Web page and app entries

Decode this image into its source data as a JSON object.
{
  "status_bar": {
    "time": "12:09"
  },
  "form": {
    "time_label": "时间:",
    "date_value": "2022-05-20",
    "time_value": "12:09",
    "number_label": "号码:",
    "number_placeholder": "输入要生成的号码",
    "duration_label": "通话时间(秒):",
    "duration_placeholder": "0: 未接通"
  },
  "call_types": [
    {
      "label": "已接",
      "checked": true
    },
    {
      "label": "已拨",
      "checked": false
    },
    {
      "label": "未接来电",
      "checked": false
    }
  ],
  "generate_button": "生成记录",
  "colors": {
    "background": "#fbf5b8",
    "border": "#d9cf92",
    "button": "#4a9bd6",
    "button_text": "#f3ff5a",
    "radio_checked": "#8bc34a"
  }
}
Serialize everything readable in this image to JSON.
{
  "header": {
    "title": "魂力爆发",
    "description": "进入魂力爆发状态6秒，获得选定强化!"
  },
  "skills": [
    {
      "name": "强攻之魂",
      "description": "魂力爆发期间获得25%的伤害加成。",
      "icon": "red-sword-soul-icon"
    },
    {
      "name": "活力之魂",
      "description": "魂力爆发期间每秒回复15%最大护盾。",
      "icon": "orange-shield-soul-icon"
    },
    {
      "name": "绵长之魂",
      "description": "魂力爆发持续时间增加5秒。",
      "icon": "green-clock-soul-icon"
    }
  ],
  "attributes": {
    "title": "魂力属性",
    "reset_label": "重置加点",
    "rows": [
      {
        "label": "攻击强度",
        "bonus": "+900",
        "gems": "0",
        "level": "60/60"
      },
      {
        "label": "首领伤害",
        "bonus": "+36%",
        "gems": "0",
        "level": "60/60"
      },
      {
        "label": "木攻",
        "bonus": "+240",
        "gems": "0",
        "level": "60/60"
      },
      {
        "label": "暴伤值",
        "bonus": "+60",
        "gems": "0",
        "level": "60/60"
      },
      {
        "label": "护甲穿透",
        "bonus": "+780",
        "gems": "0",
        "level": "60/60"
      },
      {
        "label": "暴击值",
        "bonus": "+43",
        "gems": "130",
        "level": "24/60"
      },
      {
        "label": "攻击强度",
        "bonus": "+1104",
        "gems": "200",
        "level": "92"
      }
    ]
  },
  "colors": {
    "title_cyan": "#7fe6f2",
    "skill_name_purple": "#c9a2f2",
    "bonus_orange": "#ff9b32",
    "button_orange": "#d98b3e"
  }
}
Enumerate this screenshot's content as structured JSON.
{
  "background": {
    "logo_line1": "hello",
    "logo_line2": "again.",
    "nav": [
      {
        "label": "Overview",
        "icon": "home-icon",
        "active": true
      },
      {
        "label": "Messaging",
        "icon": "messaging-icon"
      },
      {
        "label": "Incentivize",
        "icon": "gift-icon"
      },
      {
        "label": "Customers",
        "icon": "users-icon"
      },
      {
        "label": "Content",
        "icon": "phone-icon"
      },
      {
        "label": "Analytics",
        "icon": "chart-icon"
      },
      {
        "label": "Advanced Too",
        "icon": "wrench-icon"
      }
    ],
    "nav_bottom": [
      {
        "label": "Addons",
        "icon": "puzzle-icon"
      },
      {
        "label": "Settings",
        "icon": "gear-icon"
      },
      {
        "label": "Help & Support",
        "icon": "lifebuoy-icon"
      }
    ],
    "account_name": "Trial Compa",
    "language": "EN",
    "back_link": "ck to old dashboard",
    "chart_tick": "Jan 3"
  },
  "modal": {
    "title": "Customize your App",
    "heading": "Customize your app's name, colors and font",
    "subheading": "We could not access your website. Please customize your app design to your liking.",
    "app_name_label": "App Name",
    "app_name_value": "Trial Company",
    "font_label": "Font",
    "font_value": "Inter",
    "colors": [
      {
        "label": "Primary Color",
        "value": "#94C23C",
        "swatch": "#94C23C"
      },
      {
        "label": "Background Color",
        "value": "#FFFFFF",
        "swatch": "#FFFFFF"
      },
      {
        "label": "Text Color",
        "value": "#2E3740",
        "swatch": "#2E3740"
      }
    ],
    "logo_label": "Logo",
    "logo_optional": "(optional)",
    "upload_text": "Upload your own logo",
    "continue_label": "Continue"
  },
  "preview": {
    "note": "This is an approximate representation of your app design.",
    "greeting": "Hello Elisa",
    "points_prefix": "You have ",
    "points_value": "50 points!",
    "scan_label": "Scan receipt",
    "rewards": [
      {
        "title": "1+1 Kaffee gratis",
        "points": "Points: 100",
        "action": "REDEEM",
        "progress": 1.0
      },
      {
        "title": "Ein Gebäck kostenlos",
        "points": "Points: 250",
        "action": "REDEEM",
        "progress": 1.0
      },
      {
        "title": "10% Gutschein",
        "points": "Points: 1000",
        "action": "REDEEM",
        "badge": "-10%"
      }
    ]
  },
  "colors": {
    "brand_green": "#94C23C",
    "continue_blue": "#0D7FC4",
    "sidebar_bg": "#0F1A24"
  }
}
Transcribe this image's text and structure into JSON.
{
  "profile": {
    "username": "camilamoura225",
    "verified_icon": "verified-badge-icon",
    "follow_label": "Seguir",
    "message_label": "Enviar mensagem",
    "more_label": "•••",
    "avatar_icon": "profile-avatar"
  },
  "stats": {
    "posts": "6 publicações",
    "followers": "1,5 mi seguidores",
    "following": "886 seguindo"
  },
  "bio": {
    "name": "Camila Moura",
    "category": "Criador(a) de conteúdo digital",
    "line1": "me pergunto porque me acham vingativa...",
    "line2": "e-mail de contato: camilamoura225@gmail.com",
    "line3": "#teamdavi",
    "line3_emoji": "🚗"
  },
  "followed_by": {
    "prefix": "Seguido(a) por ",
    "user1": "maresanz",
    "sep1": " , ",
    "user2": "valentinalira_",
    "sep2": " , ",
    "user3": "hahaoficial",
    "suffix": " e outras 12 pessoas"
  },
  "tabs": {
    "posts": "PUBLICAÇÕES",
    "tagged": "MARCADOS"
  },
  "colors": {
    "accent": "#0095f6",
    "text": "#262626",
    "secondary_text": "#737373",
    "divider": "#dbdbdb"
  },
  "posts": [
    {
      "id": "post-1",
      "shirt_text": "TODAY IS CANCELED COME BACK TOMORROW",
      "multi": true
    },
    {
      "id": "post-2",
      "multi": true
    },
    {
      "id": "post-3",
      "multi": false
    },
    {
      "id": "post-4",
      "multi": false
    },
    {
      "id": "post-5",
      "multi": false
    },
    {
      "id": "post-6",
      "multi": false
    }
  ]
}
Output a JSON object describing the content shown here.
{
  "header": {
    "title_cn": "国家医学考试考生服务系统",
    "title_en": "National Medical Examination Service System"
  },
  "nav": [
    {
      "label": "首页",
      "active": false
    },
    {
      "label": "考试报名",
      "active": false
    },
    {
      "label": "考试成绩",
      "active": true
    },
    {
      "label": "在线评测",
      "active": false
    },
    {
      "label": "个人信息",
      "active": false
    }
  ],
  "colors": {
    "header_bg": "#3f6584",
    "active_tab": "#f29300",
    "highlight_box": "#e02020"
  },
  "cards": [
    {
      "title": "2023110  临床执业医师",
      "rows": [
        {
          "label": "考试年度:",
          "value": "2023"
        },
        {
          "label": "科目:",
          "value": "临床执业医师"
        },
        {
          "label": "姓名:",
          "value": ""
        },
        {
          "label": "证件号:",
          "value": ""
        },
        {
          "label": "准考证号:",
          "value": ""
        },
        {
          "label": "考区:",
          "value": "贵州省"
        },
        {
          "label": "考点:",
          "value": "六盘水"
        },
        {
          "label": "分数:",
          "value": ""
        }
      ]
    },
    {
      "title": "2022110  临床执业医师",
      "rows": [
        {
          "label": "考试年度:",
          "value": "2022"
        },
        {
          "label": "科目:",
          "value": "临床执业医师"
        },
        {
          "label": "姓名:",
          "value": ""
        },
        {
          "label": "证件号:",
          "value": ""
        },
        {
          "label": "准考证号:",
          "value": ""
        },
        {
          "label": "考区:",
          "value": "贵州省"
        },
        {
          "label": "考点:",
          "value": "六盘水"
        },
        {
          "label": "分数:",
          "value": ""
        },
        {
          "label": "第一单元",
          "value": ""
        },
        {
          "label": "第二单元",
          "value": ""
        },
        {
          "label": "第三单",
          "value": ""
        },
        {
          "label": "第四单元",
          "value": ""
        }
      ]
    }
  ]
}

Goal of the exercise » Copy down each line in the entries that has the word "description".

Response to the task »
    "description": "进入魂力爆发状态6秒，获得选定强化!"
      "description": "魂力爆发期间获得25%的伤害加成。",
      "description": "魂力爆发期间每秒回复15%最大护盾。",
      "description": "魂力爆发持续时间增加5秒。",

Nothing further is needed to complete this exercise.